Output the data below in full, character for character.

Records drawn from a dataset
===============
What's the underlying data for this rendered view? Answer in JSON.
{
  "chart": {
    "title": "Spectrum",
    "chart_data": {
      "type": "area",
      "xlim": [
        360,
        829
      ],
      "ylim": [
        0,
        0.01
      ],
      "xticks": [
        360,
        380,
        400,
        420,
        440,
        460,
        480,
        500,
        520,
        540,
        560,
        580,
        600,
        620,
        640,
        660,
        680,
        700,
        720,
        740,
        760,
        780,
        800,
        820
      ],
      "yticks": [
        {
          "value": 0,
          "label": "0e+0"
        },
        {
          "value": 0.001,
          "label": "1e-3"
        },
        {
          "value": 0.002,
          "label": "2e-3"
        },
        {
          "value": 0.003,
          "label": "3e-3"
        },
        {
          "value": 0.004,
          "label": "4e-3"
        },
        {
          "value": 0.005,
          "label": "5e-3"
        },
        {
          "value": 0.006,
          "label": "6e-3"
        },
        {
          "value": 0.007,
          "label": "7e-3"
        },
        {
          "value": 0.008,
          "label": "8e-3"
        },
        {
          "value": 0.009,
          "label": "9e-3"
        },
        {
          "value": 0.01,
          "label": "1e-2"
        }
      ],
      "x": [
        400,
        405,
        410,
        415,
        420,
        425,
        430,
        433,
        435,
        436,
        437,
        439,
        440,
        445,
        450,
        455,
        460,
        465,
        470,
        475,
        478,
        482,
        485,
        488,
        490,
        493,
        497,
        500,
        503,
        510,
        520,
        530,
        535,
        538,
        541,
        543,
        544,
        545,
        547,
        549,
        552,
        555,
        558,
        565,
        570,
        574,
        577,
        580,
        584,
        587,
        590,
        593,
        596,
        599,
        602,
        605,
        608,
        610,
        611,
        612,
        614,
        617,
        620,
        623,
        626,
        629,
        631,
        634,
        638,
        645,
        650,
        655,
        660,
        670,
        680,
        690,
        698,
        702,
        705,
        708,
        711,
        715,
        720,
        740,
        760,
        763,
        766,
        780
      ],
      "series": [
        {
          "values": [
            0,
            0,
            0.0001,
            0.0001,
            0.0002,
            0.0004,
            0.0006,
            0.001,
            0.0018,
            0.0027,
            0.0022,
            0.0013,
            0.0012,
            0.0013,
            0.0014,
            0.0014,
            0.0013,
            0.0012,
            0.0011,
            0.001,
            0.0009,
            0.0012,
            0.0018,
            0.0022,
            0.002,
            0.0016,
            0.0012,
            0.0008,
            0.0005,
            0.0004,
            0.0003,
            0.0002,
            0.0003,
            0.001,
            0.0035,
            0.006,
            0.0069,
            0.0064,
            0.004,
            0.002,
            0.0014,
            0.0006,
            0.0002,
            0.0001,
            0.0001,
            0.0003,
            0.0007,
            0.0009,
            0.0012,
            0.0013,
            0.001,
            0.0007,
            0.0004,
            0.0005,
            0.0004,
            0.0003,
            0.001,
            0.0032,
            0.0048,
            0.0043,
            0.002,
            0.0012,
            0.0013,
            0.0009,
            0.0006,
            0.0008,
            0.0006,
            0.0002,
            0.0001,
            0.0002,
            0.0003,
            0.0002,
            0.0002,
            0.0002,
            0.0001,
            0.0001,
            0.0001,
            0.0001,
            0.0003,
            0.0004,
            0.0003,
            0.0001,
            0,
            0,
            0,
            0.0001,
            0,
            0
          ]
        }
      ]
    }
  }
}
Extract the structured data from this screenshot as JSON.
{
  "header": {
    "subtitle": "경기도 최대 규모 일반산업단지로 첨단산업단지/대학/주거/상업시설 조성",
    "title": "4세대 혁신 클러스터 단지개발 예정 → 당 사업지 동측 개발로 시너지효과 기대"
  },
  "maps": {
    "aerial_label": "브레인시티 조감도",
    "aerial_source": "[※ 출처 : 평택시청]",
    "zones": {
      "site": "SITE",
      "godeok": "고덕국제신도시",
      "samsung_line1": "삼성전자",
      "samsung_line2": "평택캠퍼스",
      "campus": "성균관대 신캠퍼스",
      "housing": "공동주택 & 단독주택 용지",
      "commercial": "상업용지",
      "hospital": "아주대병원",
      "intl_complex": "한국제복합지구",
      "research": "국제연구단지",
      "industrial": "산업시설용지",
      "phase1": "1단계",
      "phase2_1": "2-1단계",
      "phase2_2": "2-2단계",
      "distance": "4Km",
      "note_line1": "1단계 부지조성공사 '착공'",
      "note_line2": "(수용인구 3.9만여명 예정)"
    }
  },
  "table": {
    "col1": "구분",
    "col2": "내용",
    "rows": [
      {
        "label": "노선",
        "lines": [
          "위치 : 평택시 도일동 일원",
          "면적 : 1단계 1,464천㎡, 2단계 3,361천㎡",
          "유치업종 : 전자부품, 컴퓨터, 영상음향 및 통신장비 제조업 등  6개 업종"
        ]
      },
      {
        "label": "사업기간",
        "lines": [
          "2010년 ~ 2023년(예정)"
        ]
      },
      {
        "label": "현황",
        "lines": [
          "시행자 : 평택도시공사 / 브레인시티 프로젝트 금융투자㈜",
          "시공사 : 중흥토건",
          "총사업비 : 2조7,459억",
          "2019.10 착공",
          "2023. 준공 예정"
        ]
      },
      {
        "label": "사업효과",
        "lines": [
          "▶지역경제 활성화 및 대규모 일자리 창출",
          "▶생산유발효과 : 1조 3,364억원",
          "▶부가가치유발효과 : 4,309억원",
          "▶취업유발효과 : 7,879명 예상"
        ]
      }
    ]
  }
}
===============
### Exercise output
What's the underlying data for this rendered view? Answer in JSON.
{
  "chart": {
    "title": "Spectrum",
    "chart_data": {
      "type": "area",
      "xlim": [
        360,
        829
      ],
      "ylim": [
        0,
        0.01
      ],
      "xticks": [
        360,
        380,
        400,
        420,
        440,
        460,
        480,
        500,
        520,
        540,
        560,
        580,
        600,
        620,
        640,
        660,
        680,
        700,
        720,
        740,
        760,
        780,
        800,
        820
      ],
      "yticks": [
        {
          "value": 0,
          "label": "0e+0"
        },
        {
          "value": 0.001,
          "label": "1e-3"
        },
        {
          "value": 0.002,
          "label": "2e-3"
        },
        {
          "value": 0.003,
          "label": "3e-3"
        },
        {
          "value": 0.004,
          "label": "4e-3"
        },
        {
          "value": 0.005,
          "label": "5e-3"
        },
        {
          "value": 0.006,
          "label": "6e-3"
        },
        {
          "value": 0.007,
          "label": "7e-3"
        },
        {
          "value": 0.008,
          "label": "8e-3"
        },
        {
          "value": 0.009,
          "label": "9e-3"
        },
        {
          "value": 0.01,
          "label": "1e-2"
        }
      ],
      "x": [
        400,
        405,
        410,
        415,
        420,
        425,
        430,
        433,
        435,
        436,
        437,
        439,
        440,
        445,
        450,
        455,
        460,
        465,
        470,
        475,
        478,
        482,
        485,
        488,
        490,
        493,
        497,
        500,
        503,
        510,
        520,
        530,
        535,
        538,
        541,
        543,
        544,
        545,
        547,
        549,
        552,
        555,
        558,
        565,
        570,
        574,
        577,
        580,
        584,
        587,
        590,
        593,
        596,
        599,
        602,
        605,
        608,
        610,
        611,
        612,
        614,
        617,
        620,
        623,
        626,
        629,
        631,
        634,
        638,
        645,
        650,
        655,
        660,
        670,
        680,
        690,
        698,
        702,
        705,
        708,
        711,
        715,
        720,
        740,
        760,
        763,
        766,
        780
      ],
      "series": [
        {
          "values": [
            0,
            0,
            0.0001,
            0.0001,
            0.0002,
            0.0004,
            0.0006,
            0.001,
            0.0018,
            0.0027,
            0.0022,
            0.0013,
            0.0012,
            0.0013,
            0.0014,
            0.0014,
            0.0013,
            0.0012,
            0.0011,
            0.001,
            0.0009,
            0.0012,
            0.0018,
            0.0022,
            0.002,
            0.0016,
            0.0012,
            0.0008,
            0.0005,
            0.0004,
            0.0003,
            0.0002,
            0.0003,
            0.001,
            0.0035,
            0.006,
            0.0069,
            0.0064,
            0.004,
            0.002,
            0.0014,
            0.0006,
            0.0002,
            0.0001,
            0.0001,
            0.0003,
            0.0007,
            0.0009,
            0.0012,
            0.0013,
            0.001,
            0.0007,
            0.0004,
            0.0005,
            0.0004,
            0.0003,
            0.001,
            0.0032,
            0.0048,
            0.0043,
            0.002,
            0.0012,
            0.0013,
            0.0009,
            0.0006,
            0.0008,
            0.0006,
            0.0002,
            0.0001,
            0.0002,
            0.0003,
            0.0002,
            0.0002,
            0.0002,
            0.0001,
            0.0001,
            0.0001,
            0.0001,
            0.0003,
            0.0004,
            0.0003,
            0.0001,
            0,
            0,
            0,
            0.0001,
            0,
            0
          ]
        }
      ]
    }
  }
}
Extract the structured data from this screenshot as JSON.
{
  "header": {
    "subtitle": "경기도 최대 규모 일반산업단지로 첨단산업단지/대학/주거/상업시설 조성",
    "title": "4세대 혁신 클러스터 단지개발 예정 → 당 사업지 동측 개발로 시너지효과 기대"
  },
  "maps": {
    "aerial_label": "브레인시티 조감도",
    "aerial_source": "[※ 출처 : 평택시청]",
    "zones": {
      "site": "SITE",
      "godeok": "고덕국제신도시",
      "samsung_line1": "삼성전자",
      "samsung_line2": "평택캠퍼스",
      "campus": "성균관대 신캠퍼스",
      "housing": "공동주택 & 단독주택 용지",
      "commercial": "상업용지",
      "hospital": "아주대병원",
      "intl_complex": "한국제복합지구",
      "research": "국제연구단지",
      "industrial": "산업시설용지",
      "phase1": "1단계",
      "phase2_1": "2-1단계",
      "phase2_2": "2-2단계",
      "distance": "4Km",
      "note_line1": "1단계 부지조성공사 '착공'",
      "note_line2": "(수용인구 3.9만여명 예정)"
    }
  },
  "table": {
    "col1": "구분",
    "col2": "내용",
    "rows": [
      {
        "label": "노선",
        "lines": [
          "위치 : 평택시 도일동 일원",
          "면적 : 1단계 1,464천㎡, 2단계 3,361천㎡",
          "유치업종 : 전자부품, 컴퓨터, 영상음향 및 통신장비 제조업 등  6개 업종"
        ]
      },
      {
        "label": "사업기간",
        "lines": [
          "2010년 ~ 2023년(예정)"
        ]
      },
      {
        "label": "현황",
        "lines": [
          "시행자 : 평택도시공사 / 브레인시티 프로젝트 금융투자㈜",
          "시공사 : 중흥토건",
          "총사업비 : 2조7,459억",
          "2019.10 착공",
          "2023. 준공 예정"
        ]
      },
      {
        "label": "사업효과",
        "lines": [
          "▶지역경제 활성화 및 대규모 일자리 창출",
          "▶생산유발효과 : 1조 3,364억원",
          "▶부가가치유발효과 : 4,309억원",
          "▶취업유발효과 : 7,879명 예상"
        ]
      }
    ]
  }
}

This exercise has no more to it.